> _EXERCISE PROMPT_: The answer should consist of each line below that contains the word "content".

□ □ □ □

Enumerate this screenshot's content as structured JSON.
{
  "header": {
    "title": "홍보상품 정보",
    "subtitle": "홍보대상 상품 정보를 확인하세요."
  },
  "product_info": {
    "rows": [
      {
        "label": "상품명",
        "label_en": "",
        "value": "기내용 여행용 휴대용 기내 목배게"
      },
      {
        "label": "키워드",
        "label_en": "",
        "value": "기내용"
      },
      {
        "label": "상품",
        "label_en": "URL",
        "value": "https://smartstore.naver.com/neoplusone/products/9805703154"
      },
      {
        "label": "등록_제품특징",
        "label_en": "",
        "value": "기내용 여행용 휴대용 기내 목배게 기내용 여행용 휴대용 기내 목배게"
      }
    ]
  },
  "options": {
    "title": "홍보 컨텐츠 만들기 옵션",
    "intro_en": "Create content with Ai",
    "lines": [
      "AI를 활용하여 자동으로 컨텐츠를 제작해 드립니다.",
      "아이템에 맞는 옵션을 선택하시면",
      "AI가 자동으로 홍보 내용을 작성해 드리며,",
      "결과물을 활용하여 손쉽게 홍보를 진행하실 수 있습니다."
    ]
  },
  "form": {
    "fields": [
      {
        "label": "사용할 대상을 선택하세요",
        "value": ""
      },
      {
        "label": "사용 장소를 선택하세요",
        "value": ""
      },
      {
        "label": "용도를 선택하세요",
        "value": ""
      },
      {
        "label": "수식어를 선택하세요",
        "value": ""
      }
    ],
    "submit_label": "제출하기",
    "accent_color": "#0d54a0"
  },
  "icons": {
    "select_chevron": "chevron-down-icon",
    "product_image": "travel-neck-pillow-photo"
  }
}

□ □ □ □

> _ANSWER_:
Enumerate this screenshot's content as structured JSON.
    "intro_en": "Create content with Ai",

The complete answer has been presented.